My Tran works with the Mary Queen of Vietnam Church, the strongest entity in the community (90% Catholic, 10% Buddhist). Most of the elderly generation attend mass every morning from 6:30 to 7:30 a.m. My’s parents arrived here with the rest of the influx in ’75. They farm a plot in the community space along a black-water canal. In their conical straw hats, with banana leaves silhouetted against the hazy blue sky, water lilies choking the still canal, and a hundred shades of green surrounding them, the scene could be frozen on a Vietnam postcard. But the stories of hard work and scrappiness sound like the American Dream.
It’s just what they do. There’s soil and there’s sun and there’s water. Why wouldn’t you grow food there?
Years ago Nu and Thang Nguyen fed their family of nine children and still had enough left over to sell at the local market and to restaurants.“When we were younger, my parents grew veggies for home and for sale at market. They made over 50% of their income from the market sales,” says My. “They came here with no education, no language. Dad was a plumber and Mom cut grass for minimum wage. They tended the garden at nights and on weekends. My grandfather did the original farming — he passed it on to my parents.” All nine of the Tran kids went to college.

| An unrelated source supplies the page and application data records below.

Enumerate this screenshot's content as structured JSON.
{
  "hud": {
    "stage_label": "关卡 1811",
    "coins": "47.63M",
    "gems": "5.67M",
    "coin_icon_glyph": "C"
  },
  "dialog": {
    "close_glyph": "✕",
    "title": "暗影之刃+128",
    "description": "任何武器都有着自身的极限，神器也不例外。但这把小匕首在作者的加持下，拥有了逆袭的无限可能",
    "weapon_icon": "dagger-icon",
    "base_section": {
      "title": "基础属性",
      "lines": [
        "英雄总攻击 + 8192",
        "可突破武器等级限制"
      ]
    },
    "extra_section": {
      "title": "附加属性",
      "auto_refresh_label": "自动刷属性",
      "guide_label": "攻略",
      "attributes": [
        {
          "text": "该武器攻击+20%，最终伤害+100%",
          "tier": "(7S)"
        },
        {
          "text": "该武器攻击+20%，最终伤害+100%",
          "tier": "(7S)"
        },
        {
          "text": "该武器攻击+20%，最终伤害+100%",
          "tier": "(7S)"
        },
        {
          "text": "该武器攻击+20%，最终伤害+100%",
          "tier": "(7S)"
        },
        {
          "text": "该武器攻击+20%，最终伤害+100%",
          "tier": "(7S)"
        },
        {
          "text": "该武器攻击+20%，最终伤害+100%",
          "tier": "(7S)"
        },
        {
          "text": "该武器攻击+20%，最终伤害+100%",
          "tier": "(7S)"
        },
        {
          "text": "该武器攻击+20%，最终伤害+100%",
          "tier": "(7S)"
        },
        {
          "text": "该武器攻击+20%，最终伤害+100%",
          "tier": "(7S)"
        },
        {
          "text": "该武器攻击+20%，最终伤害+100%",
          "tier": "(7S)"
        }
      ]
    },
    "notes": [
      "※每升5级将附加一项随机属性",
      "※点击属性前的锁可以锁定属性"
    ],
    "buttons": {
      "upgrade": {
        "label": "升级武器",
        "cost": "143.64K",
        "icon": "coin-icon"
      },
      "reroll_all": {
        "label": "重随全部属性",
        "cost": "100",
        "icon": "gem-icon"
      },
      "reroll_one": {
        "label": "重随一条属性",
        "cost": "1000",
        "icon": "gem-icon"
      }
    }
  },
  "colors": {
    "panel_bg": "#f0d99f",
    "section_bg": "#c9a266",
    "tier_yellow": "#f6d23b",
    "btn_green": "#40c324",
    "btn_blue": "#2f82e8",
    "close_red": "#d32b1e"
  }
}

Since the ’70s, the food economy here has been largely a local one. Backyards produce enough for the family’s own consumption and more: they sell the excess to the local Pho restaurants and food markets. Without stringent regulations or organic certifications, the Saturday open-air farmers market still welcomes all comers. It looks and acts like a Vietnamese marketplace.
The Minh Canh grocery store off Alcee Fortier Street too could be transplanted straight from Vietnam. I can’t recognize most of the items. Fresh produce — mainly greens –- sit in boxes scattered about. There’s a buzz in here, the type of movement and noise that seems both chaotic and comfortable.

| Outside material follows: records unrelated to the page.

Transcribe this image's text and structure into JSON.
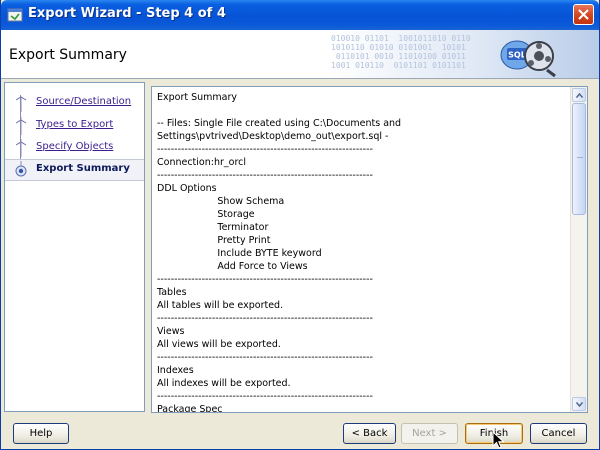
{
  "window": {
    "title": "Export Wizard - Step 4 of 4"
  },
  "header": {
    "page_title": "Export Summary",
    "binary_text": "010010 01101  1001011010 0110\n1010110 01010 0101001  10101\n 0110101 0010 11010100 01011\n1001 010110  0101101 0101101",
    "logo_text": "SQL"
  },
  "nav": {
    "items": [
      {
        "label": "Source/Destination",
        "active": false
      },
      {
        "label": "Types to Export",
        "active": false
      },
      {
        "label": "Specify Objects",
        "active": false
      },
      {
        "label": "Export Summary",
        "active": true
      }
    ]
  },
  "summary": {
    "lines": [
      "Export Summary",
      "",
      "-- Files: Single File created using C:\\Documents and",
      "Settings\\pvtrived\\Desktop\\demo_out\\export.sql -",
      "---------------------------------------------------------------",
      "Connection:hr_orcl",
      "---------------------------------------------------------------",
      "DDL Options",
      "                    Show Schema",
      "                    Storage",
      "                    Terminator",
      "                    Pretty Print",
      "                    Include BYTE keyword",
      "                    Add Force to Views",
      "---------------------------------------------------------------",
      "Tables",
      "All tables will be exported.",
      "---------------------------------------------------------------",
      "Views",
      "All views will be exported.",
      "---------------------------------------------------------------",
      "Indexes",
      "All indexes will be exported.",
      "---------------------------------------------------------------",
      "Package Spec"
    ]
  },
  "buttons": {
    "help": "Help",
    "back": "< Back",
    "next": "Next >",
    "finish": "Finish",
    "cancel": "Cancel"
  },
  "colors": {
    "titlebar": "#0753d6",
    "close": "#d2451f",
    "nav_link": "#3a1e8c",
    "nav_active": "#0c1a5a"
  }
}
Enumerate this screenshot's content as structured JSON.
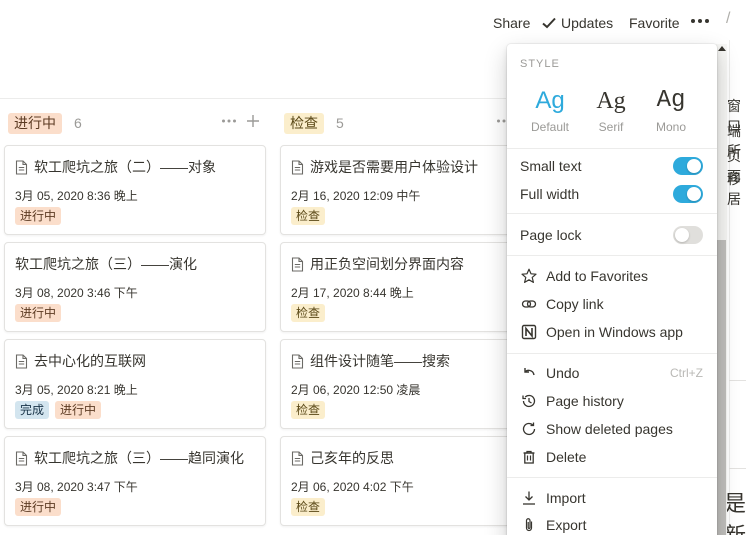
{
  "topbar": {
    "share": "Share",
    "updates": "Updates",
    "favorite": "Favorite",
    "more": "•••"
  },
  "columns": [
    {
      "tag": "进行中",
      "count": "6",
      "cards": [
        {
          "title": "软工爬坑之旅（二）——对象",
          "icon": true,
          "date": "3月 05, 2020 8:36 晚上",
          "tags": [
            {
              "label": "进行中",
              "kind": "progress"
            }
          ]
        },
        {
          "title": "软工爬坑之旅（三）——演化",
          "icon": false,
          "date": "3月 08, 2020 3:46 下午",
          "tags": [
            {
              "label": "进行中",
              "kind": "progress"
            }
          ]
        },
        {
          "title": "去中心化的互联网",
          "icon": true,
          "date": "3月 05, 2020 8:21 晚上",
          "tags": [
            {
              "label": "完成",
              "kind": "done"
            },
            {
              "label": "进行中",
              "kind": "progress"
            }
          ]
        },
        {
          "title": "软工爬坑之旅（三）——趋同演化",
          "icon": true,
          "date": "3月 08, 2020 3:47 下午",
          "tags": [
            {
              "label": "进行中",
              "kind": "progress"
            }
          ]
        }
      ]
    },
    {
      "tag": "检查",
      "count": "5",
      "cards": [
        {
          "title": "游戏是否需要用户体验设计",
          "icon": true,
          "date": "2月 16, 2020 12:09 中午",
          "tags": [
            {
              "label": "检查",
              "kind": "check"
            }
          ]
        },
        {
          "title": "用正负空间划分界面内容",
          "icon": true,
          "date": "2月 17, 2020 8:44 晚上",
          "tags": [
            {
              "label": "检查",
              "kind": "check"
            }
          ]
        },
        {
          "title": "组件设计随笔——搜索",
          "icon": true,
          "date": "2月 06, 2020 12:50 凌晨",
          "tags": [
            {
              "label": "检查",
              "kind": "check"
            }
          ]
        },
        {
          "title": "己亥年的反思",
          "icon": true,
          "date": "2月 06, 2020 4:02 下午",
          "tags": [
            {
              "label": "检查",
              "kind": "check"
            }
          ]
        }
      ]
    }
  ],
  "menu": {
    "style_title": "STYLE",
    "styles": [
      {
        "ag": "Ag",
        "label": "Default",
        "selected": true
      },
      {
        "ag": "Ag",
        "label": "Serif",
        "selected": false
      },
      {
        "ag": "Ag",
        "label": "Mono",
        "selected": false
      }
    ],
    "small_text": "Small text",
    "full_width": "Full width",
    "page_lock": "Page lock",
    "add_favorites": "Add to Favorites",
    "copy_link": "Copy link",
    "open_windows": "Open in Windows app",
    "undo": "Undo",
    "undo_shortcut": "Ctrl+Z",
    "page_history": "Page history",
    "show_deleted": "Show deleted pages",
    "delete": "Delete",
    "import": "Import",
    "export": "Export"
  },
  "toggles": {
    "small_text": true,
    "full_width": true,
    "page_lock": false
  },
  "right_strip": {
    "chars": [
      "窗口",
      "端所",
      "页面",
      "移居"
    ],
    "big": "是新"
  },
  "colors": {
    "accent": "#2eaadc",
    "tag_progress": "#fbdecb",
    "tag_check": "#fbeecc",
    "tag_done": "#d3e5ef"
  }
}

Here’s a short video we shot in the store:
After walking through some backyards overflowing with greens, potatoes, and fruits, and then eating the produce at the nearby Pho restaurant, Dong Phuong, and seeing it sold at Minh Canh, I have to say: This place feels like the model for sustainable local food — although no one here calls it that. It’s just what they do. There’s soil and there’s sun and there’s water. Why wouldn’t you grow food there?
On our final afternoon, we meet with Father Luke Nguyen. He’s an assistant to Father Nguyen (who is traveling in Vietnam), the charismatic leader of the church and community who’s credited with many of the progressive ideas coming from this community. Father Luke is an energetic man in his own right. He takes time out from his priestly duties to show us gardens and introduce us to residents. In each home we visit, we are offered cold water and sodas and invited to sit in the large, open, spotlessly clean living room with shiny, white-tiled floors and portraits of family members on the walls.

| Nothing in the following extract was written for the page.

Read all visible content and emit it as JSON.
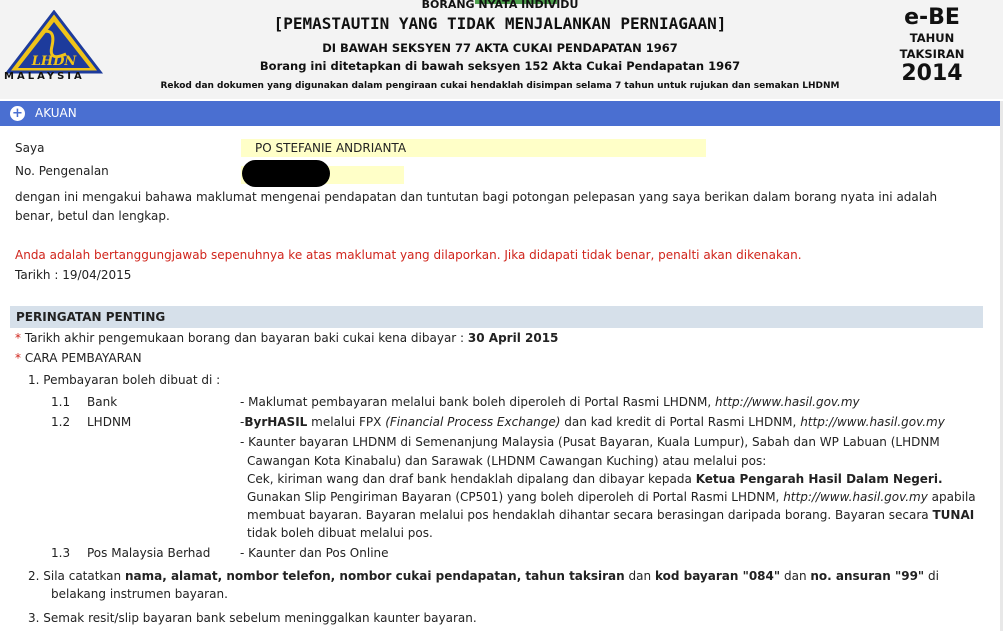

I ask Father Luke if the gardening will survive this generation of elderly. Are flat-screen TVs and fast food — the dark side of the American Dream — going to bulldoze the native knowledge and amputate the green thumbs? He doesn’t see it that way. It’s not just this elderly generation that wants to farm and enjoys being outside gardening and raising food. It’s just the elders. Period. There will always be elders. Other retirees in our culture pass the time playing bridge, tennis, golf, or volunteering at parks, etc. In the Vietnamese community, the elderly and retired stay busy growing food.
This turns all my notions of continuity and sustainability on their head. In Village de l’Est, they encourage the young’uns to be professionals, to work and raise their families. When they’ve retired, then they can dig in, connect with their heritage, and grow food.
Maybe this is a model we can learn from.